schema @server(responseValidation: true) {
query: Query
mutation: Mutation
}
tip

Disabling this setting will offer major performance improvements, but at the potential expense of data integrity.

responseHeaders

The responseHeader is an array of key-value pairs. These headers get added to the response of every request made to the server. This can be useful for adding headers like Access-Control-Allow-Origin to allow cross-origin requests, or some headers like X-Allowed-Roles for use by downstream services.

schema @server(responseHeaders: [{key: "X-Allowed-Roles", value: "admin,user"}]) {
query: Query
mutation: Mutation
}

globalResponseTimeout

The globalResponseTimeout configuration sets the max duration a query can run before the server terminates it. Essentially, it acts as a safeguard against long-running queries that could strain resources or pose security concerns.

If not explicitly defined, there might be a system-specific or default value that applies.

schema @server(globalResponseTimeout: 5000) {
query: Query
mutation: Mutation
}

In this given example, setting the globalResponseTimeout to 5000 milliseconds, or 5 seconds, means any query execution taking longer than this duration will be automatically terminated by

tip

Setting an appropriate response timeout in production environments is crucial. This optimizes resource use and serves as a security measure against potential denial-of-service attacks, where adversaries might run complex queries to exhaust server resources.

version

The server uses the HTTP version. If not specified, the default value is HTTP1. The available options are HTTP1 and HTTP2.

schema @server(version: HTTP2) {
query: Query
mutation: Mutation
}

cert

The path to certificate(s) for running the server over HTTP2 (HTTPS). If not specified, the default value is null.

schema @server(cert: "./cert.pem") {
query: Query
mutation: Mutation
}
tip

The certificate can be of any extension, but it's highly recommended to use standards (pem, crt, key).

key

The path to the key for running the server over HTTP2 (HTTPS). If not specified, the default value is null.

schema @server(key: "./key.pem") {
query: Query
mutation: Mutation
}
tip

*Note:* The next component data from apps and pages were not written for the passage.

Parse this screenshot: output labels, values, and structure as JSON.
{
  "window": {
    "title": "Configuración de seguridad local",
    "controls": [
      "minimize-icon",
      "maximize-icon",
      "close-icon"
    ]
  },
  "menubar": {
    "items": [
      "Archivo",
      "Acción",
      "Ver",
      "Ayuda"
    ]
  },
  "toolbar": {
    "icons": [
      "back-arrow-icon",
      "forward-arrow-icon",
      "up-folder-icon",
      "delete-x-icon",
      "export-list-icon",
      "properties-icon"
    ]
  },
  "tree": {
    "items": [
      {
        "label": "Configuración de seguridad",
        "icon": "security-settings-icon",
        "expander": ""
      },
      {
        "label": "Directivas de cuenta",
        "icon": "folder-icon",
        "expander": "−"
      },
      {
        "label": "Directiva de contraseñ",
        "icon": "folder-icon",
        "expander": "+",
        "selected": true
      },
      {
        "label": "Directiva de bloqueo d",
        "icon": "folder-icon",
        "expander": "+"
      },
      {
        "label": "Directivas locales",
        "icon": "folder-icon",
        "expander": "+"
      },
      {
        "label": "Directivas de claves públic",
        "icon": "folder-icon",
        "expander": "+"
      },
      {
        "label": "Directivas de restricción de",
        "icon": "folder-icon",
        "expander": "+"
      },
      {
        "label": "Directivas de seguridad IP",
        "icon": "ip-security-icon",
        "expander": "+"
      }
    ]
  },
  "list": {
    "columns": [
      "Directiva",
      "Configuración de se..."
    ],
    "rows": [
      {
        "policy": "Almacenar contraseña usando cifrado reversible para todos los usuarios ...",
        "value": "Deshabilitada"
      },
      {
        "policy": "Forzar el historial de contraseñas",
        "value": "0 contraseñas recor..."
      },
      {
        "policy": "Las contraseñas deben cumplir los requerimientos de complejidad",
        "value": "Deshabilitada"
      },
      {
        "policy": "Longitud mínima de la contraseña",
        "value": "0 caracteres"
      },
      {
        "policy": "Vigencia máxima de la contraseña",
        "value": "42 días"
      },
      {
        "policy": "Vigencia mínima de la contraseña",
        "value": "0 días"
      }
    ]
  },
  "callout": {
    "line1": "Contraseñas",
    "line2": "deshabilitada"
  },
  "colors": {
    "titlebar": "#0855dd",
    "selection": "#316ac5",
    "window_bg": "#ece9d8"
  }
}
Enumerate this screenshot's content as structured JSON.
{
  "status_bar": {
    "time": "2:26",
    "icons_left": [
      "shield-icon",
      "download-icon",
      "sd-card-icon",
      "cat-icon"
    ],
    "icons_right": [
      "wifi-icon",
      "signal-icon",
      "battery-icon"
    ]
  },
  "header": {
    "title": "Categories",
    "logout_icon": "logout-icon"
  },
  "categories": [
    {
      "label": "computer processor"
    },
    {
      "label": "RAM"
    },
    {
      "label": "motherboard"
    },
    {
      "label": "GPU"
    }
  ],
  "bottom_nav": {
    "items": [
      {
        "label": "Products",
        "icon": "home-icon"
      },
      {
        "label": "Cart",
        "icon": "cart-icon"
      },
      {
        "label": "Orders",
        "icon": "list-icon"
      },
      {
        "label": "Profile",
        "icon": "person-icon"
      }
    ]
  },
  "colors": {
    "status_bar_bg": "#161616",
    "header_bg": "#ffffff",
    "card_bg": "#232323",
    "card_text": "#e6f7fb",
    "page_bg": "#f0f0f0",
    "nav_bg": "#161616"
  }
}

The key can be of any extension, but it's highly recommended to use standards (pem, crt, key).

batchRequests

Batching in GraphQL combines requests into one, reducing server round trips.

schema @server(
port: 8000
batchRequests: true
)

Trade-offs

Batching can improve performance but may introduce latency if one request in the batch takes longer. It also makes network traffic debugging harder.